(iii) the respondent is making a legitimate noncommercial or fair use of the domain name, without intent for commercial gain to misleadingly divert consumers or to tarnish the trademark or service mark at issue.
Complainant has presented evidence showing that Respondent has registered the disputed domain name to create a false association with Complainant given the confusing similarity of the disputed domain name to Complainant’s Mark, and using it with the intent of misleadingly diverting consumers to a website allegedly owned and operated by an entity associated with Complainant for commercial gain. The evidence on record shows that the disputed domain name purports to offer transport infrastructure services and products in direct competition with the services offered by Complainant in connection with its ALSTOM Mark. Respondent is clearly using Complainant's ALSTOM Mark to misleadingly divert consumers to his website for ostensible commercial gain, based on the confusion caused by his use of the ALSTOM Mark without authorization. Clearly, the disputed domain name is not being used in furtherance of a legitimate noncommercial or fair use.
Furthermore, Respondent has not submitted any arguments or evidence to rebut Complainant’s prima facie case, particularly regarding Complainant’s contention that it has never authorized, licensed, or permitted Respondent to use any of Complainant’s Mark in any way.

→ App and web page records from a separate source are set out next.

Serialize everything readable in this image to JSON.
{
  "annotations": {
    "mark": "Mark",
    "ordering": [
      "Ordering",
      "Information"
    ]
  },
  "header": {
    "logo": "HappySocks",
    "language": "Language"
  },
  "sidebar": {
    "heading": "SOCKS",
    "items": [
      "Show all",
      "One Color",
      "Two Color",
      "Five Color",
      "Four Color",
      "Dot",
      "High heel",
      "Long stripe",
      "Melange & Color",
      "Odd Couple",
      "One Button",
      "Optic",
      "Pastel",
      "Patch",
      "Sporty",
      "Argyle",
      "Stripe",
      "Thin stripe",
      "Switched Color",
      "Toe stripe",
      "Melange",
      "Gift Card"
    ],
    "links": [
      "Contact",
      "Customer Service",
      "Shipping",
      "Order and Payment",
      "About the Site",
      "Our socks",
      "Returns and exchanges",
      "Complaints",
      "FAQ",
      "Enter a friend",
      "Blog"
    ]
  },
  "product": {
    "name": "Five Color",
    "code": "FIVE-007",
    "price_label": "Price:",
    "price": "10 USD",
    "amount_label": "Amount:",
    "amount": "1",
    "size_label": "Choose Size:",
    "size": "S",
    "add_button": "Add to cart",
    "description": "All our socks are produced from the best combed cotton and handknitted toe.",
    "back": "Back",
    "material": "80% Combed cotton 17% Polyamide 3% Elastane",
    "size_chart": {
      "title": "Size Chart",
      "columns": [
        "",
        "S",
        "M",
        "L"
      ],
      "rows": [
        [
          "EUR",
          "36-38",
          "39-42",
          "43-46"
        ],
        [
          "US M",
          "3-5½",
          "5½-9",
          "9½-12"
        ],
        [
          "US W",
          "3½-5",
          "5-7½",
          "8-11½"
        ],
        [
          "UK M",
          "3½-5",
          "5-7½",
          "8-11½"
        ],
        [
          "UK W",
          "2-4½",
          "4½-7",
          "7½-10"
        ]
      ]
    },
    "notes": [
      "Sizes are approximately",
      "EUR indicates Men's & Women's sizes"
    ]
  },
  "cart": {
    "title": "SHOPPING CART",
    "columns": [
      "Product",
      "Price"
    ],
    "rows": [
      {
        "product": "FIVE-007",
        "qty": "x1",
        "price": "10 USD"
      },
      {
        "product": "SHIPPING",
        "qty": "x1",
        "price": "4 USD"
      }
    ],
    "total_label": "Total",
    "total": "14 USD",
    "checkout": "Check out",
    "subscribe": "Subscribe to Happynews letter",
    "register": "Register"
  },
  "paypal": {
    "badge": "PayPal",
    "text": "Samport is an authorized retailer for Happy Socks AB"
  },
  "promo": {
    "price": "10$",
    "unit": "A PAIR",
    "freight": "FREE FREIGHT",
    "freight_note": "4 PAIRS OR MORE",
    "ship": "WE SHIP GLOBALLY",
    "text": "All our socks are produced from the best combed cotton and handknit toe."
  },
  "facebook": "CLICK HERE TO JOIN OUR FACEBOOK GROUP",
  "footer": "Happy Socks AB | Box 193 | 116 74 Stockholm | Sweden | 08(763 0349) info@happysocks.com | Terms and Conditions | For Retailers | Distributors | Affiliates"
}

Furthermore, there is no evidence on record suggesting that Respondent is commonly known by the disputed domain name.
Therefore, the Panel concludes that Respondent does not have rights or a legitimate interests in the disputed domain name within the meaning of Policy paragraph 4(a)(ii).
C. Registered and Used in Bad Faith
The Policy indicates in paragraph 4(b)(iv) that bad faith registration and use can be found when, by using a disputed domain name, a respondent has intentionally attempted to attract, for commercial gain, Internet users to its website or other online location, by creating a likelihood of confusion with a complainant’s mark as to the source, sponsorship, affiliation, or endorsement of the website or location or of a product or service on the website or location.
Complainant provided ample evidence to show the widespread use and numerous Canadian registrations of the ALSTOM Mark that long predates Respondent’s registration of the disputed domain name. Therefore, Respondent was likely aware of the ALSTOM Mark when he registered the disputed domain name, or knew or should have known that it was identical or confusingly similar to Complainant’s ALSTOM mark. See WIPO Overview 3.0, section 3.2.1; see also TTT Moneycorp Limited v. Privacy Gods / Privacy Gods Limited, WIPO Case No. D2016-1973. Furthermore, Panels have consistently found that the mere registration of a domain name that is identical or confusingly similar to widely-known trademark by an unaffiliated entity can by itself create a presumption of bad faith. WIPO Overview 3.0, section 3.1.4.
Furthermore, the website at the disputed domain name at least purports to be a business that offers services identical or competitive with those offered under Complainant’s Mark, even though there are clear indications that the site is a façade and there is likely no actual functioning business operation behind the disputed domain name. Therefore, Respondent’s registration and use of the disputed domain name not only clearly indicate full knowledge of Complainant’s ALSTOM mark, but also an attempt to misleadingly divert consumers for its own commercial gain, and/or an attempt to otherwise profit from unauthorized use of Complainant’s Mark through the disputed domain name.
For these reasons, this Panel finds that Respondent’s registration and use of the disputed domain name were in bad faith, pursuant to paragraph 4(b)(iv) of the Policy.
For the foregoing reasons, in accordance with paragraphs 4(i) of the Policy and 15 of the Rules, the Panel orders that the disputed domain name, <alstomgridco.com> be transferred to Complainant.
Brian J. Winterfeldt
Date: December 14, 2020